Praise the Lord!
Praise God in his sanctuary;
praise him in his mighty firmament!
Praise him for his mighty deeds;
praise him according to his surpassing greatness!
Praise him with trumpet sound;
praise him with lute and harp!
Praise him with tambourine and dance;
praise him with strings and pipe!
Praise him with clanging cymbals;
praise him with loud clashing cymbals!
Let everything that breathes praise the Lord!
Praise the Lord! [Psalm 150—NRSV]
It was the congregational singing and church music I was missing the most. Palm Sunday, 2020, and there was no palm parade, no “Hosannas!” The Washington National Cathedral was putting a modified worship service on YouTube, and Chris and I tuned in. It helped.
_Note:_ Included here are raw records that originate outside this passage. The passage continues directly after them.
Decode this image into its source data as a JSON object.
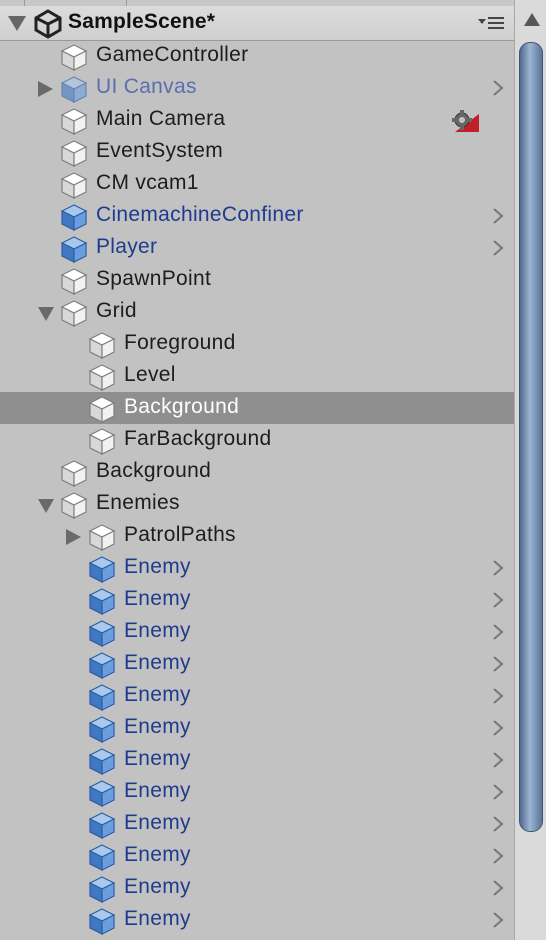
{
  "scene": {
    "title": "SampleScene*",
    "menu_icon": "dropdown-menu-icon",
    "fold_icon": "expanded-arrow-icon",
    "logo_icon": "unity-logo-icon"
  },
  "colors": {
    "prefab": "#1f3b8f",
    "prefab_inactive": "#5a6fae",
    "selection": "#8f8f8f",
    "scroll_thumb": "#6f88ad"
  },
  "hierarchy": [
    {
      "label": "GameController",
      "depth": 0,
      "kind": "object"
    },
    {
      "label": "UI Canvas",
      "depth": 0,
      "kind": "prefab-inactive",
      "toggle": "collapsed",
      "chevron": true
    },
    {
      "label": "Main Camera",
      "depth": 0,
      "kind": "object",
      "badge": "gear-icon"
    },
    {
      "label": "EventSystem",
      "depth": 0,
      "kind": "object"
    },
    {
      "label": "CM vcam1",
      "depth": 0,
      "kind": "object"
    },
    {
      "label": "CinemachineConfiner",
      "depth": 0,
      "kind": "prefab",
      "chevron": true
    },
    {
      "label": "Player",
      "depth": 0,
      "kind": "prefab",
      "chevron": true
    },
    {
      "label": "SpawnPoint",
      "depth": 0,
      "kind": "object"
    },
    {
      "label": "Grid",
      "depth": 0,
      "kind": "object",
      "toggle": "expanded"
    },
    {
      "label": "Foreground",
      "depth": 1,
      "kind": "object"
    },
    {
      "label": "Level",
      "depth": 1,
      "kind": "object"
    },
    {
      "label": "Background",
      "depth": 1,
      "kind": "object",
      "selected": true
    },
    {
      "label": "FarBackground",
      "depth": 1,
      "kind": "object"
    },
    {
      "label": "Background",
      "depth": 0,
      "kind": "object"
    },
    {
      "label": "Enemies",
      "depth": 0,
      "kind": "object",
      "toggle": "expanded"
    },
    {
      "label": "PatrolPaths",
      "depth": 1,
      "kind": "object",
      "toggle": "collapsed"
    },
    {
      "label": "Enemy",
      "depth": 1,
      "kind": "prefab",
      "chevron": true
    },
    {
      "label": "Enemy",
      "depth": 1,
      "kind": "prefab",
      "chevron": true
    },
    {
      "label": "Enemy",
      "depth": 1,
      "kind": "prefab",
      "chevron": true
    },
    {
      "label": "Enemy",
      "depth": 1,
      "kind": "prefab",
      "chevron": true
    },
    {
      "label": "Enemy",
      "depth": 1,
      "kind": "prefab",
      "chevron": true
    },
    {
      "label": "Enemy",
      "depth": 1,
      "kind": "prefab",
      "chevron": true
    },
    {
      "label": "Enemy",
      "depth": 1,
      "kind": "prefab",
      "chevron": true
    },
    {
      "label": "Enemy",
      "depth": 1,
      "kind": "prefab",
      "chevron": true
    },
    {
      "label": "Enemy",
      "depth": 1,
      "kind": "prefab",
      "chevron": true
    },
    {
      "label": "Enemy",
      "depth": 1,
      "kind": "prefab",
      "chevron": true
    },
    {
      "label": "Enemy",
      "depth": 1,
      "kind": "prefab",
      "chevron": true
    },
    {
      "label": "Enemy",
      "depth": 1,
      "kind": "prefab",
      "chevron": true
    },
    {
      "label": "",
      "depth": 1,
      "kind": "prefab"
    }
  ],
  "scrollbar": {
    "up_icon": "scroll-up-arrow-icon"
  }
}
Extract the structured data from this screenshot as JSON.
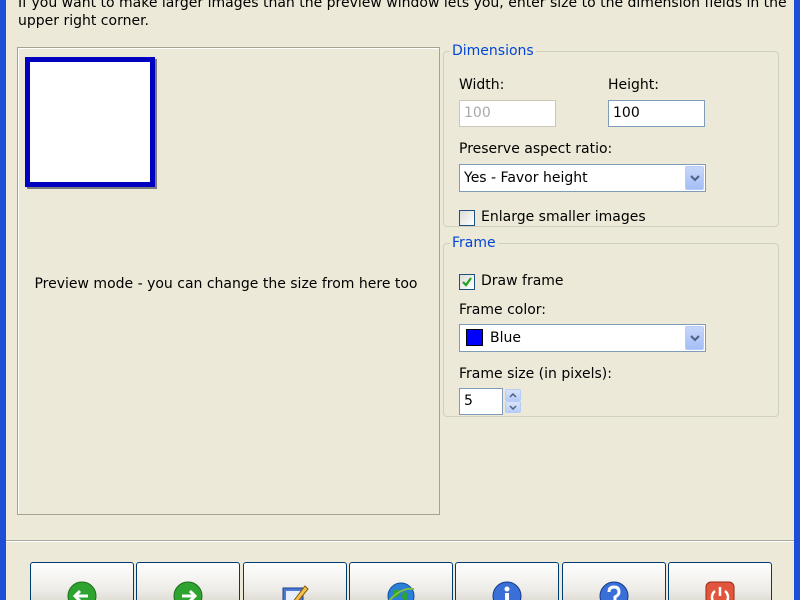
{
  "intro_text": "If you want to make larger images than the preview window lets you, enter size to the dimension fields in the upper right corner.",
  "preview": {
    "caption": "Preview mode - you can change the size from here too"
  },
  "dimensions": {
    "legend": "Dimensions",
    "width_label": "Width:",
    "width_value": "100",
    "height_label": "Height:",
    "height_value": "100",
    "aspect_label": "Preserve aspect ratio:",
    "aspect_value": "Yes - Favor height",
    "enlarge_label": "Enlarge smaller images",
    "enlarge_checked": false
  },
  "frame": {
    "legend": "Frame",
    "draw_label": "Draw frame",
    "draw_checked": true,
    "color_label": "Frame color:",
    "color_value": "Blue",
    "color_hex": "#0000ff",
    "size_label": "Frame size (in pixels):",
    "size_value": "5"
  },
  "toolbar": {
    "buttons": [
      {
        "icon": "back-arrow-icon"
      },
      {
        "icon": "forward-arrow-icon"
      },
      {
        "icon": "edit-icon"
      },
      {
        "icon": "globe-icon"
      },
      {
        "icon": "info-icon"
      },
      {
        "icon": "help-icon"
      },
      {
        "icon": "power-icon"
      }
    ]
  },
  "colors": {
    "title_bar": "#1d4fd6",
    "dialog_bg": "#ece9d8",
    "group_legend": "#0046d5",
    "preview_frame": "#0000c0"
  }
}
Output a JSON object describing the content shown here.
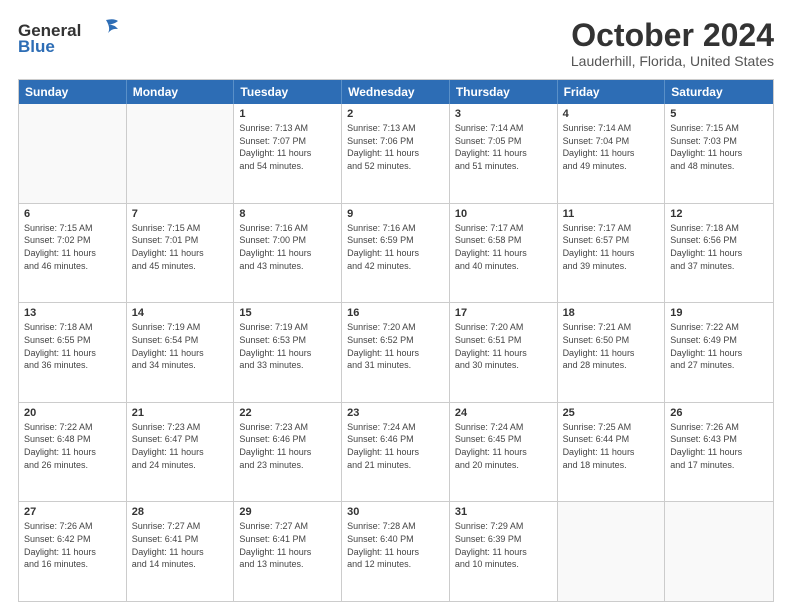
{
  "header": {
    "logo_line1": "General",
    "logo_line2": "Blue",
    "title": "October 2024",
    "subtitle": "Lauderhill, Florida, United States"
  },
  "calendar": {
    "days": [
      "Sunday",
      "Monday",
      "Tuesday",
      "Wednesday",
      "Thursday",
      "Friday",
      "Saturday"
    ],
    "weeks": [
      [
        {
          "num": "",
          "info": ""
        },
        {
          "num": "",
          "info": ""
        },
        {
          "num": "1",
          "info": "Sunrise: 7:13 AM\nSunset: 7:07 PM\nDaylight: 11 hours\nand 54 minutes."
        },
        {
          "num": "2",
          "info": "Sunrise: 7:13 AM\nSunset: 7:06 PM\nDaylight: 11 hours\nand 52 minutes."
        },
        {
          "num": "3",
          "info": "Sunrise: 7:14 AM\nSunset: 7:05 PM\nDaylight: 11 hours\nand 51 minutes."
        },
        {
          "num": "4",
          "info": "Sunrise: 7:14 AM\nSunset: 7:04 PM\nDaylight: 11 hours\nand 49 minutes."
        },
        {
          "num": "5",
          "info": "Sunrise: 7:15 AM\nSunset: 7:03 PM\nDaylight: 11 hours\nand 48 minutes."
        }
      ],
      [
        {
          "num": "6",
          "info": "Sunrise: 7:15 AM\nSunset: 7:02 PM\nDaylight: 11 hours\nand 46 minutes."
        },
        {
          "num": "7",
          "info": "Sunrise: 7:15 AM\nSunset: 7:01 PM\nDaylight: 11 hours\nand 45 minutes."
        },
        {
          "num": "8",
          "info": "Sunrise: 7:16 AM\nSunset: 7:00 PM\nDaylight: 11 hours\nand 43 minutes."
        },
        {
          "num": "9",
          "info": "Sunrise: 7:16 AM\nSunset: 6:59 PM\nDaylight: 11 hours\nand 42 minutes."
        },
        {
          "num": "10",
          "info": "Sunrise: 7:17 AM\nSunset: 6:58 PM\nDaylight: 11 hours\nand 40 minutes."
        },
        {
          "num": "11",
          "info": "Sunrise: 7:17 AM\nSunset: 6:57 PM\nDaylight: 11 hours\nand 39 minutes."
        },
        {
          "num": "12",
          "info": "Sunrise: 7:18 AM\nSunset: 6:56 PM\nDaylight: 11 hours\nand 37 minutes."
        }
      ],
      [
        {
          "num": "13",
          "info": "Sunrise: 7:18 AM\nSunset: 6:55 PM\nDaylight: 11 hours\nand 36 minutes."
        },
        {
          "num": "14",
          "info": "Sunrise: 7:19 AM\nSunset: 6:54 PM\nDaylight: 11 hours\nand 34 minutes."
        },
        {
          "num": "15",
          "info": "Sunrise: 7:19 AM\nSunset: 6:53 PM\nDaylight: 11 hours\nand 33 minutes."
        },
        {
          "num": "16",
          "info": "Sunrise: 7:20 AM\nSunset: 6:52 PM\nDaylight: 11 hours\nand 31 minutes."
        },
        {
          "num": "17",
          "info": "Sunrise: 7:20 AM\nSunset: 6:51 PM\nDaylight: 11 hours\nand 30 minutes."
        },
        {
          "num": "18",
          "info": "Sunrise: 7:21 AM\nSunset: 6:50 PM\nDaylight: 11 hours\nand 28 minutes."
        },
        {
          "num": "19",
          "info": "Sunrise: 7:22 AM\nSunset: 6:49 PM\nDaylight: 11 hours\nand 27 minutes."
        }
      ],
      [
        {
          "num": "20",
          "info": "Sunrise: 7:22 AM\nSunset: 6:48 PM\nDaylight: 11 hours\nand 26 minutes."
        },
        {
          "num": "21",
          "info": "Sunrise: 7:23 AM\nSunset: 6:47 PM\nDaylight: 11 hours\nand 24 minutes."
        },
        {
          "num": "22",
          "info": "Sunrise: 7:23 AM\nSunset: 6:46 PM\nDaylight: 11 hours\nand 23 minutes."
        },
        {
          "num": "23",
          "info": "Sunrise: 7:24 AM\nSunset: 6:46 PM\nDaylight: 11 hours\nand 21 minutes."
        },
        {
          "num": "24",
          "info": "Sunrise: 7:24 AM\nSunset: 6:45 PM\nDaylight: 11 hours\nand 20 minutes."
        },
        {
          "num": "25",
          "info": "Sunrise: 7:25 AM\nSunset: 6:44 PM\nDaylight: 11 hours\nand 18 minutes."
        },
        {
          "num": "26",
          "info": "Sunrise: 7:26 AM\nSunset: 6:43 PM\nDaylight: 11 hours\nand 17 minutes."
        }
      ],
      [
        {
          "num": "27",
          "info": "Sunrise: 7:26 AM\nSunset: 6:42 PM\nDaylight: 11 hours\nand 16 minutes."
        },
        {
          "num": "28",
          "info": "Sunrise: 7:27 AM\nSunset: 6:41 PM\nDaylight: 11 hours\nand 14 minutes."
        },
        {
          "num": "29",
          "info": "Sunrise: 7:27 AM\nSunset: 6:41 PM\nDaylight: 11 hours\nand 13 minutes."
        },
        {
          "num": "30",
          "info": "Sunrise: 7:28 AM\nSunset: 6:40 PM\nDaylight: 11 hours\nand 12 minutes."
        },
        {
          "num": "31",
          "info": "Sunrise: 7:29 AM\nSunset: 6:39 PM\nDaylight: 11 hours\nand 10 minutes."
        },
        {
          "num": "",
          "info": ""
        },
        {
          "num": "",
          "info": ""
        }
      ]
    ]
  }
}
But with so much empty time to fill and nowhere to go, we did something we had never really done before. We looked at the section on the YouTube page that says, “If you like this, maybe you’ll like that.” For watchers of the Cathedral broadcasts, it suggested Jonathan Scott. So, we tried his YouTube page, the Scott Brothers Duo. Jonathan is an English concert organist who loves to play original arrangements of classical orchestral pieces on the pipe organ (think “1812 Overture”) along with traditional pieces by Bach and others. His brother Tom is a concert pianist and composer (who is also the videographer), and they sometimes do duets of organ and piano. (And during the total lockdown in the UK they played from the house they share on piano and harmonium—a small reed organ that sounds like an accordion.)
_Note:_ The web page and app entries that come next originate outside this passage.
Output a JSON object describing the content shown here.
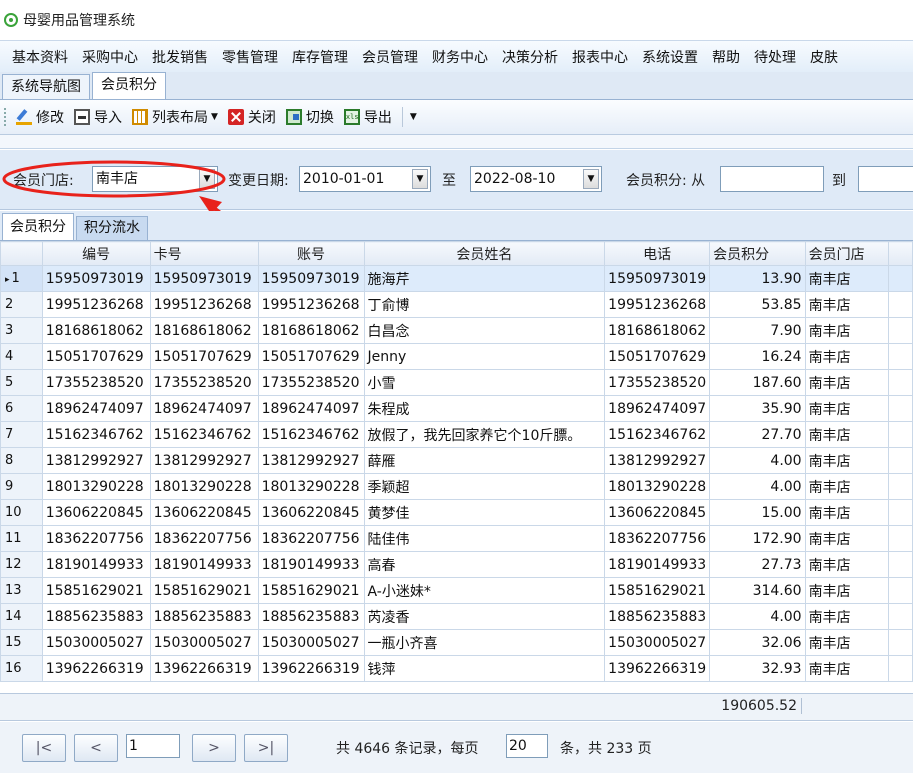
{
  "app": {
    "title": "母婴用品管理系统",
    "logo_icon": "app-logo-icon"
  },
  "menu": [
    "基本资料",
    "采购中心",
    "批发销售",
    "零售管理",
    "库存管理",
    "会员管理",
    "财务中心",
    "决策分析",
    "报表中心",
    "系统设置",
    "帮助",
    "待处理",
    "皮肤"
  ],
  "doc_tabs": [
    {
      "label": "系统导航图",
      "active": false
    },
    {
      "label": "会员积分",
      "active": true
    }
  ],
  "toolbar": {
    "edit_label": "修改",
    "import_label": "导入",
    "layout_label": "列表布局",
    "close_label": "关闭",
    "switch_label": "切换",
    "export_label": "导出",
    "icons": [
      "edit-icon",
      "import-icon",
      "layout-icon",
      "close-icon",
      "switch-icon",
      "export-icon"
    ]
  },
  "filter": {
    "store_label": "会员门店:",
    "store_value": "南丰店",
    "date_label": "变更日期:",
    "date_from": "2010-01-01",
    "date_to_label": "至",
    "date_to": "2022-08-10",
    "points_label": "会员积分: 从",
    "points_from": "",
    "points_to_label": "到",
    "points_to": "",
    "dropdown_glyph": "▼"
  },
  "annotation": {
    "color": "#e8221b"
  },
  "grid_tabs": [
    {
      "label": "会员积分",
      "active": true
    },
    {
      "label": "积分流水",
      "active": false
    }
  ],
  "grid": {
    "current_marker": "▸",
    "columns": [
      "编号",
      "卡号",
      "账号",
      "会员姓名",
      "电话",
      "会员积分",
      "会员门店"
    ],
    "rows": [
      [
        "1",
        "15950973019",
        "15950973019",
        "15950973019",
        "施海芹",
        "15950973019",
        "13.90",
        "南丰店"
      ],
      [
        "2",
        "19951236268",
        "19951236268",
        "19951236268",
        "丁俞博",
        "19951236268",
        "53.85",
        "南丰店"
      ],
      [
        "3",
        "18168618062",
        "18168618062",
        "18168618062",
        "白昌念",
        "18168618062",
        "7.90",
        "南丰店"
      ],
      [
        "4",
        "15051707629",
        "15051707629",
        "15051707629",
        "Jenny",
        "15051707629",
        "16.24",
        "南丰店"
      ],
      [
        "5",
        "17355238520",
        "17355238520",
        "17355238520",
        "小雪",
        "17355238520",
        "187.60",
        "南丰店"
      ],
      [
        "6",
        "18962474097",
        "18962474097",
        "18962474097",
        "朱程成",
        "18962474097",
        "35.90",
        "南丰店"
      ],
      [
        "7",
        "15162346762",
        "15162346762",
        "15162346762",
        "放假了，我先回家养它个10斤膘。",
        "15162346762",
        "27.70",
        "南丰店"
      ],
      [
        "8",
        "13812992927",
        "13812992927",
        "13812992927",
        "薛雁",
        "13812992927",
        "4.00",
        "南丰店"
      ],
      [
        "9",
        "18013290228",
        "18013290228",
        "18013290228",
        "季颖超",
        "18013290228",
        "4.00",
        "南丰店"
      ],
      [
        "10",
        "13606220845",
        "13606220845",
        "13606220845",
        "黄梦佳",
        "13606220845",
        "15.00",
        "南丰店"
      ],
      [
        "11",
        "18362207756",
        "18362207756",
        "18362207756",
        "陆佳伟",
        "18362207756",
        "172.90",
        "南丰店"
      ],
      [
        "12",
        "18190149933",
        "18190149933",
        "18190149933",
        "高春",
        "18190149933",
        "27.73",
        "南丰店"
      ],
      [
        "13",
        "15851629021",
        "15851629021",
        "15851629021",
        "A-小迷妹*",
        "15851629021",
        "314.60",
        "南丰店"
      ],
      [
        "14",
        "18856235883",
        "18856235883",
        "18856235883",
        "芮凌香",
        "18856235883",
        "4.00",
        "南丰店"
      ],
      [
        "15",
        "15030005027",
        "15030005027",
        "15030005027",
        "一瓶小齐喜",
        "15030005027",
        "32.06",
        "南丰店"
      ],
      [
        "16",
        "13962266319",
        "13962266319",
        "13962266319",
        "钱萍",
        "13962266319",
        "32.93",
        "南丰店"
      ]
    ],
    "total_points": "190605.52"
  },
  "pager": {
    "first": "|<",
    "prev": "<",
    "next": ">",
    "last": ">|",
    "page_value": "1",
    "total_text": "共 4646 条记录，每页",
    "page_size": "20",
    "pages_text": "条，共 233 页"
  }
}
Then the “If you like…” suggestion from the Scott Brothers sent us to Richard McVeigh’s “Beauty in Sound” YouTube page, where (as I mentioned in worship July 18) I was introduced to Virtual Church. Hearing church music (and following along in the hymnal) was spiritually uplifting. And even in these post-lockdown times, we continue to listen to Beauty in Sound (which has now expanded to concerts and recitals that include musicians worldwide) and the Scott Brothers, and occasionally the National Cathedral broadcasts.
Music may not be essential for worship, but it is the glue that holds it together. It provides an emotional anchor. Thomas Dipko, who oversaw the compilation of The New Century Hymnal for the United Church of Christ and who I knew when he was the Ohio Conference Minister, writes in the foreword to that hymnal:
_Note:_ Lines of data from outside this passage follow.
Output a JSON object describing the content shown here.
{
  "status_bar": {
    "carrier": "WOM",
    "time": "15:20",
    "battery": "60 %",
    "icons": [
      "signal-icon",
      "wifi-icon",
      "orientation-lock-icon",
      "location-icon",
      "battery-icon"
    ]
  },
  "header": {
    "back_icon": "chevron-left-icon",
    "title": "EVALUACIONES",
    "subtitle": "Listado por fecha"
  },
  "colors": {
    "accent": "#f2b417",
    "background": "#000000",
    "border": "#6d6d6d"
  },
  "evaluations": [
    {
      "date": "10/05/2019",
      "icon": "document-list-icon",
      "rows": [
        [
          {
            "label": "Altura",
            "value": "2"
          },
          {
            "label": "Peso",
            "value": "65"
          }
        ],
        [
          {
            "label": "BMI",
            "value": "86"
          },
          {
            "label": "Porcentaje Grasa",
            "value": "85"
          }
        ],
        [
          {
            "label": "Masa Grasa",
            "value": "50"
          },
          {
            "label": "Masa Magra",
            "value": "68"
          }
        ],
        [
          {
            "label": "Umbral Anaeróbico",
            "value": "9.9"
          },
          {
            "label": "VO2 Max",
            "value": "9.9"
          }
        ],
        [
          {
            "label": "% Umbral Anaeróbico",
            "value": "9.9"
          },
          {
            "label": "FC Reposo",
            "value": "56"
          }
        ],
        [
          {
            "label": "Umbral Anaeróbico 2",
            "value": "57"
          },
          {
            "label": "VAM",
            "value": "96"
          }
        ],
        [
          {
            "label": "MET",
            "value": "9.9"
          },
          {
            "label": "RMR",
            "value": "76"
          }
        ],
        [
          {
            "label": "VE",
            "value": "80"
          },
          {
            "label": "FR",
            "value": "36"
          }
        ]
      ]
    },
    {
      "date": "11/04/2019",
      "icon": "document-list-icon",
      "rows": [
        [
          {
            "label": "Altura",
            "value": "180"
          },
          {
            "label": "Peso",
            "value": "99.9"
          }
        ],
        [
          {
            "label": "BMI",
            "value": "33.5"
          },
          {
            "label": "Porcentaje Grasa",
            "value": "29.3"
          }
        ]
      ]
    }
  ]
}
In the metaphor of centuries of hymnody, ancient and modern, we discern that God is always more than our human words are able to express…. Where language fails us, we live with confidence that the Holy Spirit intercedes for us with sighs too deep for words. Our hymns are a testimony to this ministry of the Holy Spirit…. They become for us a language that transcends human speech. They are the poetry of eternity within time.
Or, as the Fred Pratt Green hymn puts it:
When in our music God is glorified,
and adoration leaves no room for pride,
it is as though the whole creation cried: